ITP: What was your favorite road trip?

Johnson: It'd have to be somewhere there is a casino. Probably the Quad Cities or Clinton, one of the two, not that Clinton is the nicest stadium. Actually it was probably Peoria during the all-star game. When we went on that trip it was a lot of fun. That was my best road trip because it was the all-star game.

ITP: Are you a big trash talker to the opposing batters?

Johnson: No I have a lot of good friends throughout the league and I'll BS a little bit and talk. That's a way of also getting in a hitters head is you just talk. Say, "Man we can't get you out today," and the next thing you know they're swinging for the fences. But no I don't really trash talk that much, just say what's up and go about my business.

ITP: What is your favorite on-field promotion? Are you an oversized boxing guy?

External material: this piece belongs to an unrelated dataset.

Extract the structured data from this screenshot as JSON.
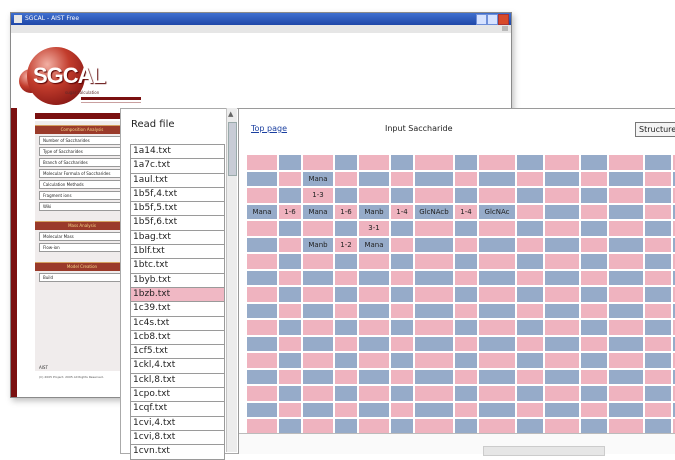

Johnson: Yeah I like that, I also like sumo wrestling. I like the tug of war when the guys have the strings connected and two huge guys go out there, that's cool to watch. And I like it for the kids too, when they do that bouncy ball deal and they're falling off. We have some pretty good on-field promotions.

ITP: What is the biggest difference between the college and minor league game?

Johnson: Just in college it's a way of getting through school. It's totally a different game. A lot of guys take the minors a lot more serious. The biggest thing on field is the bats, the difference between the wood and aluminum, because the pitchers up here are so much better. They have a lot better stuff, you're consistently seeing 90 plus, and you don't see a lot of guys coming in throwing 80.

SeattleClubhouse.com Recommended Stories


Up Next


Tweets